The first part of the China-U.S. Cable Network, the first undersea optical fiber cable to directly link the U.S. and China, has entered service, according to the consortium building the system.
The cable runs as a ring and connects landing points in Korea, Japan, Taiwan and Guam in addition to the U.S. and China and has a total capacity of 80G bits per second, equivalent to 967,680 telephone circuits or, using switching and compression technology, space for four million telephone calls. It is the northern arc of the cable that entered service on Jan. 10.
When the project was announced in March 1997, the group planned to have it completed at the end of 1999 but delays have meant the full cable will not be online until the third quarter of 2000. It is being built by Alcatel Submarine Networks, Fujitsu Ltd., KDD Submarine Cable Systems, NEC Corp. and Tyco Submarine Systems Ltd.
The consortium that originally announced the cable project included AT&T Corp., China Telecom Ltd., MCI Worldcom Inc., Singapore Telecommunications Ltd., Sprint Corp., SBC Communications Inc., Cable & Wireless HKT Ltd., Korea Telecom Corp., KDD Corp. and NTT Corp. Since then, the group has been joined by more than 20 additional carriers including Chunghwa Telecom Co. Ltd., Teleglobe USA, Telekom Malaysia Bhd. and Telstra Corp.

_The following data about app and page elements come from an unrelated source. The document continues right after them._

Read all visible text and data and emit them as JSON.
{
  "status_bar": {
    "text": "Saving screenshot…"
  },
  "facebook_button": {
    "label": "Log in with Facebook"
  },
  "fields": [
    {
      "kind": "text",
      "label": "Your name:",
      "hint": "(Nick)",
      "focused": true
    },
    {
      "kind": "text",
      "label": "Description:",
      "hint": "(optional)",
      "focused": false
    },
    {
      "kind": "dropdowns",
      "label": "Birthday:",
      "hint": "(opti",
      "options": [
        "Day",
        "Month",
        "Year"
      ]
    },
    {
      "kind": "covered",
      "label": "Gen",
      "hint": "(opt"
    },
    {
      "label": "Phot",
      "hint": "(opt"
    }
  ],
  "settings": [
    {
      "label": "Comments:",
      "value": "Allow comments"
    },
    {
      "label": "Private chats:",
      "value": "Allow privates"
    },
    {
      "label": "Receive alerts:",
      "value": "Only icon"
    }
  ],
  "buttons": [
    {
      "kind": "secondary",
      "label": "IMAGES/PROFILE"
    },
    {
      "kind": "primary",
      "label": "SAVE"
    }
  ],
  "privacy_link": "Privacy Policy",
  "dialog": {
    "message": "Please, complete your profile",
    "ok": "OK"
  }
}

In addition to new members, the cable has also received new competition in the shape of the Pacific Crossing 1 (PC-1) cable being built by Asia Global Crossing Ltd. The first segment of that cable has already entered service -- ahead of schedule and a few weeks before the China-U.S. cable [See "Asia Global Crossing Ties Pacific, Japan Fibers," Dec. 21, 1999].